Demolition of Greystone began April 1. In the meantime, there was some controversy on what to call the new school that was to arise there. Among the ideas was naming it “New Irving School”, after the school it was replacing, as well as nods to the property’s past, including “Shelton School” and “Greystone School”.

            The Valley witnessed a number of other prominent real estate transactions. Among the properties changing hands were Derby’s Commodore Hull theater, the Hotel Clark, and the Nathan’s Hall/Gould Armory building on 204-224 Main Street. Ansonia’s IOOF hall on 54-62 Main Street was sold to the Ansonia Brass Workers Building Fund.

While some old structures were being destroyed or sold, new ones being built. Housatonic Printing and Dyeing completed a new boiler house on Roosevelt Drive April. Construction began on a new Drive-In theater upon Pioneer Field, located on Derby Meadows off Division Street near the Naugatuck River, on April 9. The  same day, across the river, a tall, rusting steel smokestack stack at the former brewery on Derby Avenue developed a bad kink about ten feet from its top and city officials huddled to solve the problem.

A prominent son of Derby passed away in late March. Brother Adelphus Patrick was born James McKenzie on March 19, 1893 on Bank Street, and attended Franklin School. He was president of Manhattan College 1932-1938. It is interesting to note a fellow Franklin School alumni who passed away a few years before, Rev. George Dillon, was a past president of Providence College.

A major redecoration of St. Michael’s Church was completed on April 8, just as a renovation of the Seymour Congregational Church was about to begin. The same day, the Derby Historical Society held our Annual Meeting down the street at the First Congregational Church. Bertrand DeForest was reelected President, a post he had served for all but one year since the Society’s founding. Among the highlights were the donation of a history of liberty poles on Derby Green by former mayor James Atwater, along with a newel post from Greystone and two oil paintings from the Blakeman family. The meeting concluded with President DeForest giving a talk on Native Americans and the region’s early settlement.

St. Michael’s would be struck by tragedy ten days later when their pastor of 15 years, Father Joseph Swaltek, passed away.
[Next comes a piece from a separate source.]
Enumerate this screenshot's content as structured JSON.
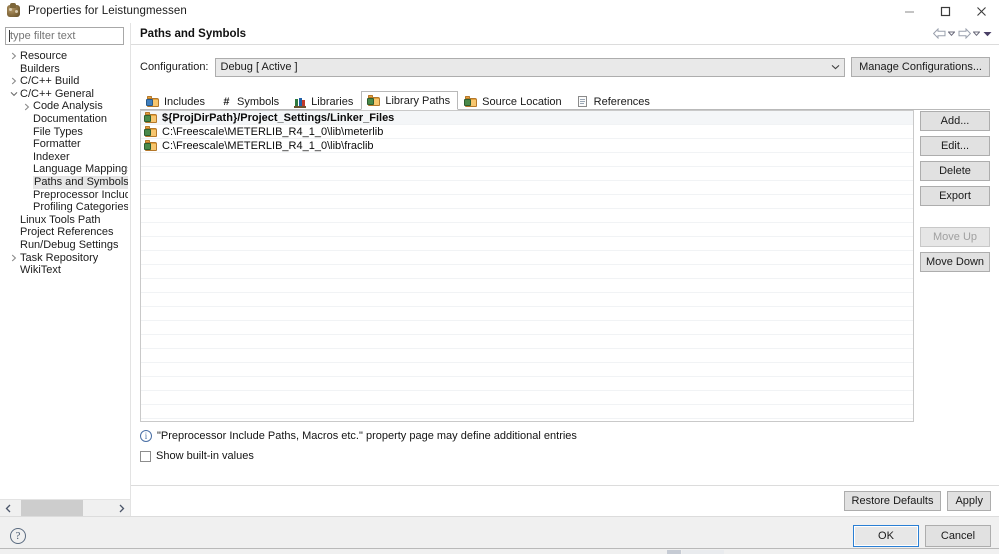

A native of Poland, Father Swaltek had been ill since January, and the tolling of the church bells at 3:00 PM to announce his death was greeted with sadness and regret. His funeral, presided by Hartford Bishop Henry O’Brien at St. Michael’s two days later, was heavily attended.

One of the biggest non-events to occur was the Carnegie Cup Regatta, hosted by Yale University on the Housatonic River. In years past university students, became so unruly that the annual Derby Day festival which coincided with the regatta was cancelled. This year, with the notable exception of one incident in Shelton, a much smaller, orderly crowd of about 2,500 watched Cornell’s scull beat Yale and Princeton.            May concluded with interesting events in Ansonia. About a dozen residents of Wooster and Clifton Avenue were about to become homeless, as their apartments were in the way of the new Ansonia-Derby expressway (Route 8). Two of them, along with Mayor Sheasby, appeared on behalf of the group on the television show “Strike-It-Rich”, hosted by Warren Hull. The group won $550. Meanwhile, downtown, the new N.M. Landau store opened in the former Boston Store on Main and Bridge Streets, with much fanfare. The store, composed of 50 departments on three floors, was mobbed on its opening day of May 28.